OR WAIT 15 SECS
National report — More than a year into reviewing its sun protection guidelines, the American Cancer Society is now pondering the possible impact of new information about vitamin D.
National report - More than a year into reviewing its sun protection guidelines, the American Cancer Society is now pondering the possible impact of new information about vitamin D.
New research indicates that the vitamin, which the body produces from exposure to the sun's ultraviolet rays, may help prevent - and even serve as treatment for - lymphoma and cancers of the colon, lung and prostate, according to Dr. Edward Giovanucci, M.D., a Harvard University professor of medicine and nutrition.
Dr. Giovanucci, who discussed current research at the 96th Annual Meeting of the American Association for Cancer Research, says vitamin D may even help prevent skin cancer - contrary to the warnings of groups such as the Cancer Society that strongly recommend that people limit their exposure to the sun.
"It's a factor we'll have to take up," says Robert A. Smith, Ph.D., director of cancer screening for the society.
The society expects to publish its revised guidelines by early autumn.
UV, food are sources
Research shows that vitamin D, also called the sunshine vitamin, is most easily produced by exposure to UV rays; it also can be acquired from food and supplements, but not as efficiently.
Dr. Giovanucci says his research suggests that vitamin D might help prevent 30 deaths for each one caused by skin cancer.
Dr. Giovanucci's claims were reported in an Associated Press (AP) story in May - the Cancer Society's Skin Cancer Awareness Month. The AP reported that the claims had motivated the Cancer Society to revise its sun protection guidelines. The AP later issued a revision stating the Cancer Society's guidelines review had been under way for more than a year.
Still, Dr. Smith says that Dr. Giovanucci's published comments about vitamin D's ability to prevent and treat many types of cancers are convincing.

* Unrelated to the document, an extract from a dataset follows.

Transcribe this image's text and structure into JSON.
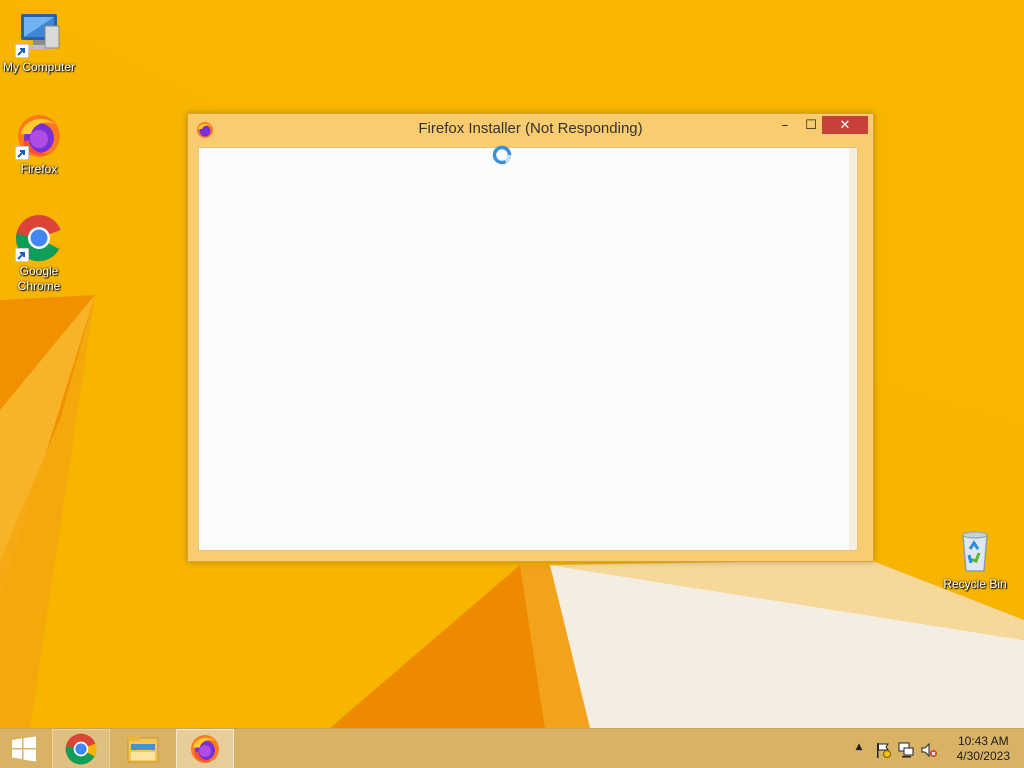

"Dr. Giovanucci did a good job of getting his message across in his keynote address at that conference, and the evidence he presented is pretty persuasive," Dr. Smith says. "Our guidelines have to consider downsides as well as the benefits. We know, for instance, that people need physical activity, but does that conflict with the suggestion to not go out in the strong mid-day sun? For women, if more cosmetics are including sun protection, does that mean women using those cosmetics are getting too little sun?
"Now we have Dr. Giovanucci's new vitamin D research, and some are saying people should be exposing their skin more to the sun," he says. "This is a dimension of the guidelines that has to be examined and addressed."
Dr. Smith notes that this sort of dilemma is not uncommon in the medical world. He cites the example of screening tests for colorectal cancer, noting that these tests sometimes cause more problems than the potential disease itself.
"It's important to reconcile the benefits versus the potential harm," he says. "Our job in revising the guidelines is to reconcile the various opinions."
Derms urge caution
In the opinion of some dermatologists, there is little debate, regardless of the new evidence put forth in Dr. Giovanucci's presentation.
"No one disputes that vitamins are good for you, and no one disputes that vitamin D is good for you," says Darrell S. Rigel, M.D., clinical professor of dermatology at New York University Medical Center. "The issue is, how do you get enough vitamin D? How much exposure to the sun is enough, and how much is too much? What we do know is this - one American dies every hour of skin cancer, and one of the main causes of skin cancer is overexposure to ultraviolet radiation - a known and proven carcinogen."